I joined a small wine-tasting group for dinner at Solera recently. This Spanish restaurant in midtown Manhattan has long been a favorite, so I was looking forward to the meal, especially since the theme of the tasting was red wines from the 1999 vintage.
Angel de la Fuente is the group’s leader; an investment banker from Madrid, now living in New York, he founded the Solera Blind Tasting Fraternity two years ago. This time the guests included Pablo Alvarez, who runs Spain’s iconic Vega Sicilia winery, and Jean-Louis Carbonnier, who represents Bordeaux’s Château Palmer, along with Solera owner Rufino Lopez and group regular Torey Riso.
The meal was delicious. I particularly enjoyed zucchini blossoms stuffed with morcilla (a delicate, flavorful blood sausage), then lightly fried. There was jamon, of course, and the main course was a deeply flavored roasted baby goat, an excellent match for the maturing red wines.

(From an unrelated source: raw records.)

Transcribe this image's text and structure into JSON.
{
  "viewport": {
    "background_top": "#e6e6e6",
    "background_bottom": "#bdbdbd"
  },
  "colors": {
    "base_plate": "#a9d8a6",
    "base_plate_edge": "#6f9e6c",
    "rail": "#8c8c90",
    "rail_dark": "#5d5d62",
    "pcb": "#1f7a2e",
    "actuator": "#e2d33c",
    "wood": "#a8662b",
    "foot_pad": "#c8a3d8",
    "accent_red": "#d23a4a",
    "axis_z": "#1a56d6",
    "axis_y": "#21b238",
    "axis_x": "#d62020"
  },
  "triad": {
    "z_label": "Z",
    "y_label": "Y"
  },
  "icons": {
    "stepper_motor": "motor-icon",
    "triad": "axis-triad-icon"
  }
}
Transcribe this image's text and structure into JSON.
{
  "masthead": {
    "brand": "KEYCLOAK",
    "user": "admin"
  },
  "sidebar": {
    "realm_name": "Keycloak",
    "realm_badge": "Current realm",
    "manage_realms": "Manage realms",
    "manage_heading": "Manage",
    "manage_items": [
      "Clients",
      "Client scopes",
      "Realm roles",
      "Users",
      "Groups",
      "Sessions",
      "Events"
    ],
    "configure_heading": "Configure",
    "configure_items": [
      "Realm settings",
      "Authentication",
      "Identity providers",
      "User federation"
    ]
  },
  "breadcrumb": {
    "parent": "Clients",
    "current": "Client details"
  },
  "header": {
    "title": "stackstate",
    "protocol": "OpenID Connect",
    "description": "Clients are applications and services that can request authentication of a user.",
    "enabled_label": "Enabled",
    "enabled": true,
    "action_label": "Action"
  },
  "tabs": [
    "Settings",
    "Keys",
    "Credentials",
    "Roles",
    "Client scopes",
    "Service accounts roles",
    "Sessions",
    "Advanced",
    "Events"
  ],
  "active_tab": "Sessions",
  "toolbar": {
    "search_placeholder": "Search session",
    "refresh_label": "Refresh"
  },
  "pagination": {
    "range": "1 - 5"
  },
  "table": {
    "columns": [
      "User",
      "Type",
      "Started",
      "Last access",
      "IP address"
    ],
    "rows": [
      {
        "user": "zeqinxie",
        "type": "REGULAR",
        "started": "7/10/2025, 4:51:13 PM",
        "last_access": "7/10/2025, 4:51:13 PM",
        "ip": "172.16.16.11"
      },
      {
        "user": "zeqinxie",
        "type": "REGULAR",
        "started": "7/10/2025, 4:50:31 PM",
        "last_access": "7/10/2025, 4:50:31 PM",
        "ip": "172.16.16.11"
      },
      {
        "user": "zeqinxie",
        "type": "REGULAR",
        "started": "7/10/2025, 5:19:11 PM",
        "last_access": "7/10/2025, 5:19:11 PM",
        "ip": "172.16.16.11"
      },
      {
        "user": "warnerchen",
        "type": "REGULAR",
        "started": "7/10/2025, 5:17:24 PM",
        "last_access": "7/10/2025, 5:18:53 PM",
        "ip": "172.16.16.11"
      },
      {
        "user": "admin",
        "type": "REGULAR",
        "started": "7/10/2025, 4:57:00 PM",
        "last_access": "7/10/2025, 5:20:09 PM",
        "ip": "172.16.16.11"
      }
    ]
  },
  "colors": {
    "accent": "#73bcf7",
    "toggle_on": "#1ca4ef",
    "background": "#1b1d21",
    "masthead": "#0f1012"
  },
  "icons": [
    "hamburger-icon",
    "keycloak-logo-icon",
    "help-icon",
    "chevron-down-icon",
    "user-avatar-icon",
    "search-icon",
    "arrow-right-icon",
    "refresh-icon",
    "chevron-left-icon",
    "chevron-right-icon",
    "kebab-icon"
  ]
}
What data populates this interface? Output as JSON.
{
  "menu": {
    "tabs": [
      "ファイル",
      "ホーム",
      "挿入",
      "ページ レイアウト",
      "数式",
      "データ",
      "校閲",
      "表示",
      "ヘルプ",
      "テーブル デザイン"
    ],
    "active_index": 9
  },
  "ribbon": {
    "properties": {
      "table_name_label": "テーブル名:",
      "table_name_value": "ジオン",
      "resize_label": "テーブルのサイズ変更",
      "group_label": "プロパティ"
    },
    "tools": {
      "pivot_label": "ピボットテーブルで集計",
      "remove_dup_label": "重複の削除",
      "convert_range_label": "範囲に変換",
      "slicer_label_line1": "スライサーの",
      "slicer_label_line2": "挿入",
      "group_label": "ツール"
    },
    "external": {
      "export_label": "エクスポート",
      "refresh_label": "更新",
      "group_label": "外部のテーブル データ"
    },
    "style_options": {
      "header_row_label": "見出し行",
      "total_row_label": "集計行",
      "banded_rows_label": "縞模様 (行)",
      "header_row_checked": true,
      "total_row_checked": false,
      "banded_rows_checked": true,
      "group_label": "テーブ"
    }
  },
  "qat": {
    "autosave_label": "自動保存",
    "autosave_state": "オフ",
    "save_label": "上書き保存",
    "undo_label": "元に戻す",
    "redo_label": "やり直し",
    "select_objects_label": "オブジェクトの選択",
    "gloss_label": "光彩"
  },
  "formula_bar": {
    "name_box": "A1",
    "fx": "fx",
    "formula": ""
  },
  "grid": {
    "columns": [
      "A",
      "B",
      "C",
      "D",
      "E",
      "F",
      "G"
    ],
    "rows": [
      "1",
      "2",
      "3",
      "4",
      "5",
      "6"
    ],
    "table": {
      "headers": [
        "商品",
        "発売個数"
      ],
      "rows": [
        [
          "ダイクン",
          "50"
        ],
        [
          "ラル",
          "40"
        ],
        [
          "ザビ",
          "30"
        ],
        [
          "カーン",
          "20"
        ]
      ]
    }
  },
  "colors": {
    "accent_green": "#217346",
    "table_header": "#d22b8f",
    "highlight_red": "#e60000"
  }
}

The seven wines were tasted blind along with the meal. When Angel had tallied our preferences, the bags came off. Jean-Louis’ favorite was the 1999 Palmer, youthful, focused and still very structured. Pablo picked his 1999 Valbuena 5 Reserva, ripe yet elegant, with sweet fruit and spices. My first choice—and the overall favorite of the group—was the 1999 Don Melchor, the top Cabernet bottling from Chilean leader Concha y Toro. It was rich and bold, with plenty of fruit to balance cedar and tar notes, and still has plenty of life. I rated it 95 points in this unorthodox blind setting. It testified that Chile has earned its standing in the world of wine.
WineSpectator.com members: Read the original blind-tasting review for Concha y Toro Cabernet Sauvignon Puento Alto Don Melchor 1999" (92 points, $47).